Crafts and Toddlers and Language
Crafting with toddlers is good for so many reasons! First, it makes you feel like a good mom/speech teacher. I like it for that reason alone. Also - it's fun! But here are some other reasons why it's a good idea:
1) Making a craft is certainly better than drilling a child with flashcards or boring pictures. Sometimes that works better for older kids but isn't it best to teach language in a natural way? The child doesn't feel stressed or under pressure. You can incorporate basically any goal into a craft. Which leads me to number two.
2) Any goal can be targeted while you work on a craft. Does the child need to work on answering questions? Just ask them questions related to the craft: "What do we need to stick the eyes on?" "Where does the tail go?" Or even just ask them more abstract "wh" questions and hold off on the required material until they complete the task. Articulation works too. "Say 'book' five times, then you can have the next popsicle stick."
3) Crafts lend themselves well to teaching basic concepts such as color, size, shapes, and numbers. "What color is this feather?" "How many feathers are there?" "What shape do you want next?"
4) Theme-related crafts always add an element of fun, and it makes your therapy session easier to plan. 10 seconds on Pinterest and you can find a craft based on any holiday or any season. Then you can build around that. Make a snowman and read a book on snowmen, then sing a snowman song. Make sure you have a clear idea of how you are targeting their goal, and don't just do those things for fun.
5) These fun holidays and seasons seem to come and go so fast, it's great to take the opportunity to teach the child the related vocabulary. Valentine, Jack O Lantern, Turkey, Shamrock, (I could go on and on) are all fun words that are important for the child to learn. One reason for that is it builds their schema, or their background knowledge that will help them in reading later. For example, next time they read a book about a turkey, they will form an idea in their mind based on what they have experienced with a turkey. It leads to better comprehension because they already have a foundation knowledge of what it is, what it looks like, what it does, etc.
6) Sitting down and doing a craft is a good way of lengthening a child's attention and gets them prepared for school, where they will be required to sit down and follow directions given by a teacher.

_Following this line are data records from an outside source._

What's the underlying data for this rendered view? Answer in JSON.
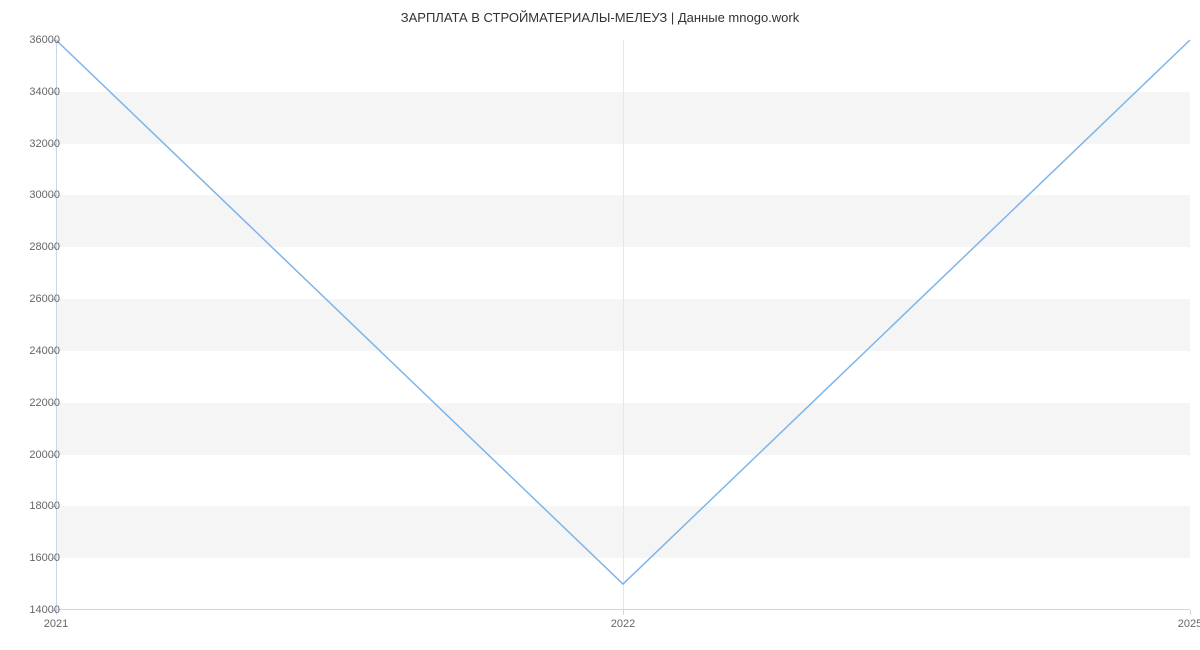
{
  "chart_data": {
    "type": "line",
    "title": "ЗАРПЛАТА В  СТРОЙМАТЕРИАЛЫ-МЕЛЕУЗ | Данные mnogo.work",
    "x_categories": [
      "2021",
      "2022",
      "2025"
    ],
    "x_positions": [
      0,
      0.5,
      1
    ],
    "values": [
      36000,
      15000,
      36000
    ],
    "ylim": [
      14000,
      36000
    ],
    "y_ticks": [
      14000,
      16000,
      18000,
      20000,
      22000,
      24000,
      26000,
      28000,
      30000,
      32000,
      34000,
      36000
    ],
    "xlabel": "",
    "ylabel": "",
    "line_color": "#7cb5ec",
    "band_color": "#f5f5f5"
  }
}
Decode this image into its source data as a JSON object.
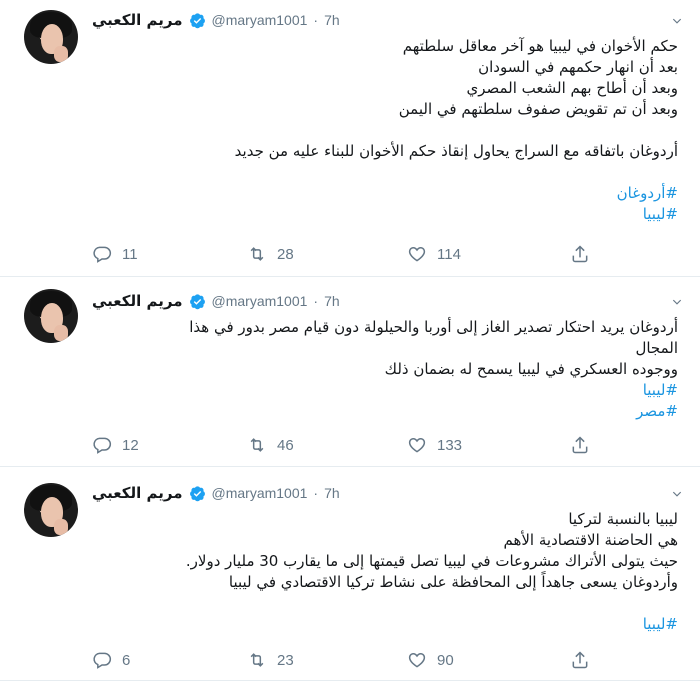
{
  "tweets": [
    {
      "author": {
        "name": "مريم الكعبي",
        "handle": "@maryam1001",
        "time": "7h"
      },
      "lines": [
        "حكم الأخوان في ليبيا هو آخر معاقل سلطتهم",
        "بعد أن انهار حكمهم في السودان",
        "وبعد أن أطاح بهم الشعب المصري",
        "وبعد أن تم تقويض صفوف سلطتهم في اليمن",
        "",
        "أردوغان باتفاقه مع السراج يحاول إنقاذ حكم الأخوان للبناء عليه من جديد",
        ""
      ],
      "hashtags": [
        "#أردوغان",
        "#ليبيا"
      ],
      "counts": {
        "replies": "11",
        "retweets": "28",
        "likes": "114"
      }
    },
    {
      "author": {
        "name": "مريم الكعبي",
        "handle": "@maryam1001",
        "time": "7h"
      },
      "lines": [
        "أردوغان يريد احتكار تصدير الغاز إلى أوربا والحيلولة دون قيام مصر بدور في هذا",
        "المجال",
        "ووجوده العسكري في ليبيا يسمح له بضمان ذلك"
      ],
      "hashtags": [
        "#ليبيا",
        "#مصر"
      ],
      "counts": {
        "replies": "12",
        "retweets": "46",
        "likes": "133"
      }
    },
    {
      "author": {
        "name": "مريم الكعبي",
        "handle": "@maryam1001",
        "time": "7h"
      },
      "lines": [
        "ليبيا بالنسبة لتركيا",
        "هي الحاضنة الاقتصادية الأهم",
        "حيث يتولى الأتراك مشروعات في ليبيا تصل قيمتها إلى ما يقارب 30 مليار دولار.",
        "وأردوغان يسعى جاهداً إلى المحافظة على نشاط تركيا الاقتصادي في ليبيا",
        ""
      ],
      "hashtags": [
        "#ليبيا"
      ],
      "counts": {
        "replies": "6",
        "retweets": "23",
        "likes": "90"
      }
    }
  ],
  "colors": {
    "accent": "#1b95e0",
    "muted": "#657786",
    "text": "#14171a",
    "border": "#e6ecf0",
    "verified": "#1da1f2"
  },
  "icons": {
    "reply": "reply-icon",
    "retweet": "retweet-icon",
    "like": "heart-icon",
    "share": "share-icon",
    "verified": "verified-badge-icon",
    "caret": "chevron-down-icon"
  }
}
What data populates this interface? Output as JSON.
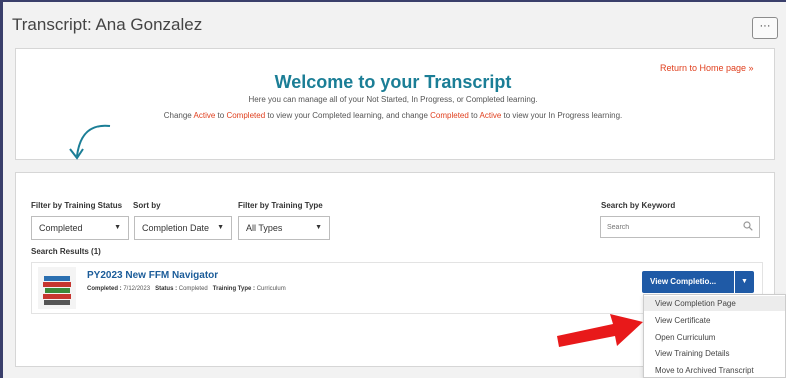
{
  "header": {
    "title": "Transcript: Ana Gonzalez",
    "more_label": "···"
  },
  "welcome": {
    "return_link": "Return to Home page »",
    "title": "Welcome to your Transcript",
    "subtitle": "Here you can manage all of your Not Started, In Progress, or Completed learning.",
    "change_1": "Change ",
    "active_1": "Active",
    "change_2": " to ",
    "completed_1": "Completed",
    "change_3": " to view your Completed learning, and change ",
    "completed_2": "Completed",
    "change_4": " to ",
    "active_2": "Active",
    "change_5": " to view your In Progress learning."
  },
  "filters": {
    "status_label": "Filter by Training Status",
    "status_value": "Completed",
    "sort_label": "Sort by",
    "sort_value": "Completion Date",
    "type_label": "Filter by Training Type",
    "type_value": "All Types",
    "search_label": "Search by Keyword",
    "search_placeholder": "Search"
  },
  "results": {
    "count_label": "Search Results (1)",
    "items": [
      {
        "title": "PY2023 New FFM Navigator",
        "completed_label": "Completed :",
        "completed_value": "7/12/2023",
        "status_label": "Status :",
        "status_value": "Completed",
        "type_label": "Training Type :",
        "type_value": "Curriculum",
        "action_label": "View Completio...",
        "menu": [
          "View Completion Page",
          "View Certificate",
          "Open Curriculum",
          "View Training Details",
          "Move to Archived Transcript"
        ]
      }
    ]
  },
  "colors": {
    "accent_teal": "#1b7e96",
    "accent_red": "#e0401f",
    "button_blue": "#1f5aa6",
    "annotation_arrow": "#e8191a"
  },
  "icons": [
    "curved-arrow-icon",
    "search-icon",
    "book-stack-icon",
    "caret-down-icon",
    "red-pointer-arrow-icon"
  ]
}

7) Cutting, taping, pasting, and drawing are all great ways to build those fine motor skills. Practice practice practice!
8) You can indirectly teach sequencing by structuring the craft in the right way. Use words like "First, Then, Next, and Last" to teach the child that things have to happen in a certain order.

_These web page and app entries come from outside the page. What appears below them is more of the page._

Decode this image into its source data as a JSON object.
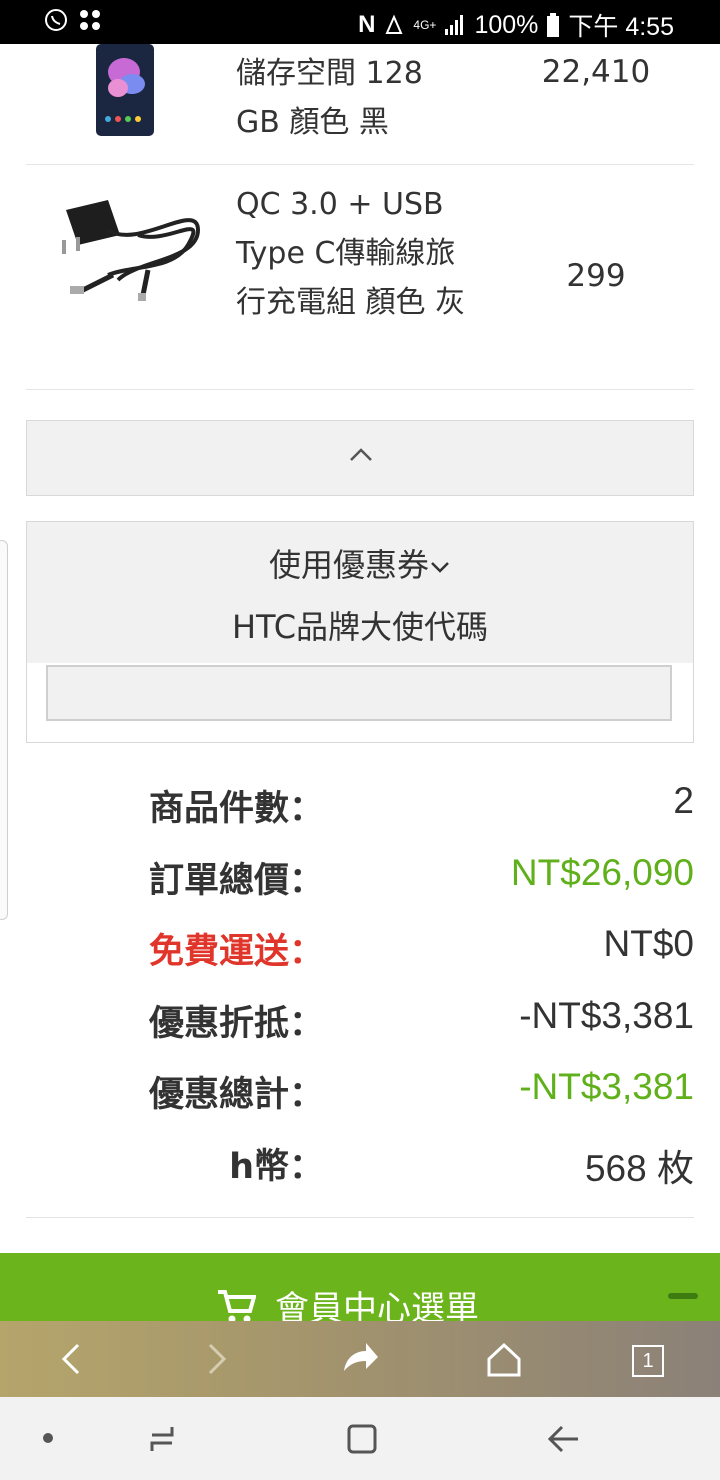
{
  "status_bar": {
    "battery": "100%",
    "time": "下午 4:55",
    "network": "4G+"
  },
  "products": [
    {
      "name": "儲存空間 128 GB 顏色 黑",
      "price": "22,410",
      "image": "smartphone-image"
    },
    {
      "name": "QC 3.0 + USB Type C傳輸線旅行充電組 顏色 灰",
      "price": "299",
      "image": "charger-image"
    }
  ],
  "coupon": {
    "toggle_label": "使用優惠券",
    "code_label": "HTC品牌大使代碼",
    "input_value": ""
  },
  "summary": [
    {
      "label": "商品件數：",
      "value": "2",
      "style": "normal"
    },
    {
      "label": "訂單總價：",
      "value": "NT$26,090",
      "style": "green"
    },
    {
      "label": "免費運送：",
      "value": "NT$0",
      "style": "red-label"
    },
    {
      "label": "優惠折抵：",
      "value": "-NT$3,381",
      "style": "normal"
    },
    {
      "label": "優惠總計：",
      "value": "-NT$3,381",
      "style": "green"
    },
    {
      "label": "h幣：",
      "value": "568 枚",
      "style": "normal"
    }
  ],
  "member_bar": {
    "label": "會員中心選單"
  },
  "browser_toolbar": {
    "tabs_count": "1"
  },
  "colors": {
    "accent_green": "#6bb41b",
    "price_green": "#5fb01a",
    "alert_red": "#e0352b"
  }
}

9) Crafting is a great way to focus on following directions - a crucial skill in the classroom environment. It's easy to adapt the directions to one step or two steps, depending on the child's level. You could start by simply saying, "Get the gluestick" and then when the child is older and smarter you can say things like, "First hand me the sticker, then you write your name."

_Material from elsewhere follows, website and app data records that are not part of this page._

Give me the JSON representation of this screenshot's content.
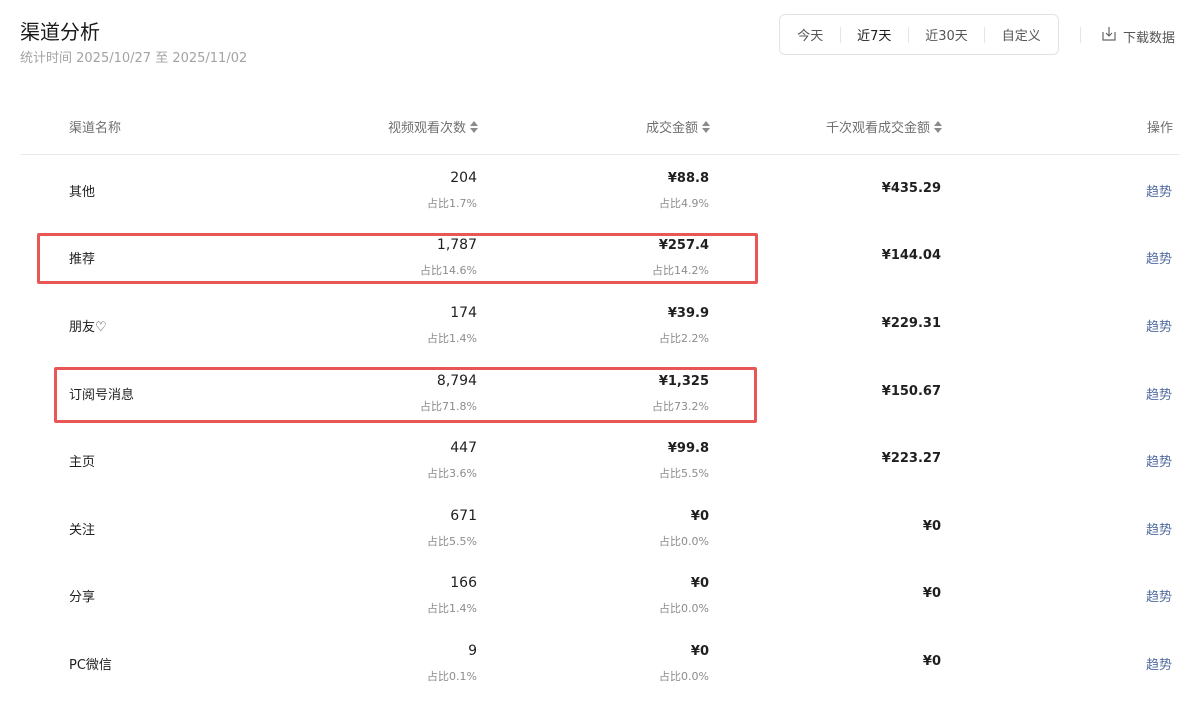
{
  "header": {
    "title": "渠道分析",
    "subtitle": "统计时间 2025/10/27 至 2025/11/02",
    "range_tabs": [
      "今天",
      "近7天",
      "近30天",
      "自定义"
    ],
    "active_tab": "近7天",
    "download_label": "下载数据"
  },
  "table": {
    "columns": {
      "name": "渠道名称",
      "views": "视频观看次数",
      "amount": "成交金额",
      "per_k": "千次观看成交金额",
      "ops": "操作"
    },
    "rows": [
      {
        "name": "其他",
        "views": "204",
        "views_pct": "占比1.7%",
        "amount": "¥88.8",
        "amount_pct": "占比4.9%",
        "per_k": "¥435.29",
        "action": "趋势",
        "highlighted": false
      },
      {
        "name": "推荐",
        "views": "1,787",
        "views_pct": "占比14.6%",
        "amount": "¥257.4",
        "amount_pct": "占比14.2%",
        "per_k": "¥144.04",
        "action": "趋势",
        "highlighted": true
      },
      {
        "name": "朋友♡",
        "views": "174",
        "views_pct": "占比1.4%",
        "amount": "¥39.9",
        "amount_pct": "占比2.2%",
        "per_k": "¥229.31",
        "action": "趋势",
        "highlighted": false
      },
      {
        "name": "订阅号消息",
        "views": "8,794",
        "views_pct": "占比71.8%",
        "amount": "¥1,325",
        "amount_pct": "占比73.2%",
        "per_k": "¥150.67",
        "action": "趋势",
        "highlighted": true
      },
      {
        "name": "主页",
        "views": "447",
        "views_pct": "占比3.6%",
        "amount": "¥99.8",
        "amount_pct": "占比5.5%",
        "per_k": "¥223.27",
        "action": "趋势",
        "highlighted": false
      },
      {
        "name": "关注",
        "views": "671",
        "views_pct": "占比5.5%",
        "amount": "¥0",
        "amount_pct": "占比0.0%",
        "per_k": "¥0",
        "action": "趋势",
        "highlighted": false
      },
      {
        "name": "分享",
        "views": "166",
        "views_pct": "占比1.4%",
        "amount": "¥0",
        "amount_pct": "占比0.0%",
        "per_k": "¥0",
        "action": "趋势",
        "highlighted": false
      },
      {
        "name": "PC微信",
        "views": "9",
        "views_pct": "占比0.1%",
        "amount": "¥0",
        "amount_pct": "占比0.0%",
        "per_k": "¥0",
        "action": "趋势",
        "highlighted": false
      }
    ]
  },
  "colors": {
    "highlight_border": "#e85656",
    "link": "#516c9f"
  }
}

10) Take it home and talk about it! Creating something leads to a feeling of ownership and pride, which can lead to great conversation and carry-over when the child proudly presents his new creation to Mom or Dad!